[Entries from a dataset of interfaces]
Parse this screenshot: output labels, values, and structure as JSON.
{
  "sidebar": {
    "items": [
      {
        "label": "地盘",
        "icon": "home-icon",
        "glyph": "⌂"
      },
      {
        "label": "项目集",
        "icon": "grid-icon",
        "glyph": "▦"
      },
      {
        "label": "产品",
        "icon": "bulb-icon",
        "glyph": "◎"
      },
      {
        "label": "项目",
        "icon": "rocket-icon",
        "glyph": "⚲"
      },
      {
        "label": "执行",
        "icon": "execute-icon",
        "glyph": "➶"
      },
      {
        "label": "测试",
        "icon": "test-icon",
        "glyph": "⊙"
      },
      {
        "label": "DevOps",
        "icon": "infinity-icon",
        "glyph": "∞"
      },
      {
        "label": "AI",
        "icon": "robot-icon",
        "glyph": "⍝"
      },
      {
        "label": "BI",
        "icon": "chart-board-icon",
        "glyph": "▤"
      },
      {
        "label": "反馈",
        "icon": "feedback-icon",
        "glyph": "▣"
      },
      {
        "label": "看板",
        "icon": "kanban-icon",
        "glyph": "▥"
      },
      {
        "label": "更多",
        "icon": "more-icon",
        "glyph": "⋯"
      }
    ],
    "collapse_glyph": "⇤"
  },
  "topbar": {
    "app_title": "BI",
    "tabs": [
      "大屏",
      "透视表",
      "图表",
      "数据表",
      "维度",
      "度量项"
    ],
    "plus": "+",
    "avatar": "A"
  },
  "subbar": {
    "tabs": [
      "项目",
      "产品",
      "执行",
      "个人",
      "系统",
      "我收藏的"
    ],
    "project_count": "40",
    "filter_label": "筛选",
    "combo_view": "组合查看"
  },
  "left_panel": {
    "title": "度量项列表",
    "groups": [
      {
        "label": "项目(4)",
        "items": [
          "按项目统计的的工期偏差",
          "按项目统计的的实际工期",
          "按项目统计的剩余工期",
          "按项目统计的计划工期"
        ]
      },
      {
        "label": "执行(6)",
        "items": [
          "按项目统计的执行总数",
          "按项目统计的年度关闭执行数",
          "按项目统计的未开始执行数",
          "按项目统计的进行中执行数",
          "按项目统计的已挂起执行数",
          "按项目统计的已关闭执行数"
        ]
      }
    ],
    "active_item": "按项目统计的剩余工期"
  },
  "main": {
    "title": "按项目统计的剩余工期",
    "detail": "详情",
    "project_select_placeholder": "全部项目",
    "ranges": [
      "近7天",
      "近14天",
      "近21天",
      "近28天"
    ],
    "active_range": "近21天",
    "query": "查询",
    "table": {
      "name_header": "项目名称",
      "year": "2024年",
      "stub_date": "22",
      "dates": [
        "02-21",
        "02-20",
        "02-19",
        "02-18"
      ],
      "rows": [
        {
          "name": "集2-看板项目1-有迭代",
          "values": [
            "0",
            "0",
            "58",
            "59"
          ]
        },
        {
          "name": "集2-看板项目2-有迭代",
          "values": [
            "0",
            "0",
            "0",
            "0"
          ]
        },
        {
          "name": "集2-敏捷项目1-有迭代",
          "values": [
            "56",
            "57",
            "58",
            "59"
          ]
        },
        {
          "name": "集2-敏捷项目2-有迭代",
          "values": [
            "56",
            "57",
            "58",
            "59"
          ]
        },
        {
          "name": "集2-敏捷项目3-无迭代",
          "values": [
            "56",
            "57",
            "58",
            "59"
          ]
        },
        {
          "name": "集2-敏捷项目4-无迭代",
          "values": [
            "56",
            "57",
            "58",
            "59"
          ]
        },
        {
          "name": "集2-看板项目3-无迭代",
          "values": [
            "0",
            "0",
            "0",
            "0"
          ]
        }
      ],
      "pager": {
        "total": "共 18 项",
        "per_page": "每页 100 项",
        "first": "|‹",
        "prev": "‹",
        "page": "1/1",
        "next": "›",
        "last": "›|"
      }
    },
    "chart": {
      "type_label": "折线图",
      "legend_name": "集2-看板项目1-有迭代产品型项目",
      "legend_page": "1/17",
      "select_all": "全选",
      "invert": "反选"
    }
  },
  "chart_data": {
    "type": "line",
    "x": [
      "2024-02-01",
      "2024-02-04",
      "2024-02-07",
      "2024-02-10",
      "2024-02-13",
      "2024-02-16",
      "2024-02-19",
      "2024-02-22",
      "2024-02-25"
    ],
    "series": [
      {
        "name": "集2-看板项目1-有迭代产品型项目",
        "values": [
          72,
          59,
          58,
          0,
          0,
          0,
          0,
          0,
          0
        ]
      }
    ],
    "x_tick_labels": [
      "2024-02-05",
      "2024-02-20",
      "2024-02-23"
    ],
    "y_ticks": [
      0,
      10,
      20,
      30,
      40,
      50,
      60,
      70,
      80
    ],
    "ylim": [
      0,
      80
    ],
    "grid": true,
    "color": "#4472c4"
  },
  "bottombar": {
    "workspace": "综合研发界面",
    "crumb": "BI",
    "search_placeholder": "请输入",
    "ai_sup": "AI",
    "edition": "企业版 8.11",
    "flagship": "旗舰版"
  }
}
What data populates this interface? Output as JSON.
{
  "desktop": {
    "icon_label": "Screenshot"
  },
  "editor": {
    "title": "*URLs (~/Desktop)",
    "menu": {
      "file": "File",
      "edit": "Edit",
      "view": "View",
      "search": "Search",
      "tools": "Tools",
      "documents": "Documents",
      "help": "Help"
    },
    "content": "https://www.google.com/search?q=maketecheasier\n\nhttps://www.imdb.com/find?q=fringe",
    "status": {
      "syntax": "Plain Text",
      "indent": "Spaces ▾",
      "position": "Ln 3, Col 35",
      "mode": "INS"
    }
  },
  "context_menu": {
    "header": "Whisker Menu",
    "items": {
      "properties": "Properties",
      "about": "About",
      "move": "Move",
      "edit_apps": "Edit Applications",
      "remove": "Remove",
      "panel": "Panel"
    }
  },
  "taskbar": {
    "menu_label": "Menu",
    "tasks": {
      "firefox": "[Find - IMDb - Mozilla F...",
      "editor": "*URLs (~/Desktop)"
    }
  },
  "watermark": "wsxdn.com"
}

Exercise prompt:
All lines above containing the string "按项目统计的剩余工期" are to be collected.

Final answer:
          "按项目统计的剩余工期",
    "active_item": "按项目统计的剩余工期"
    "title": "按项目统计的剩余工期",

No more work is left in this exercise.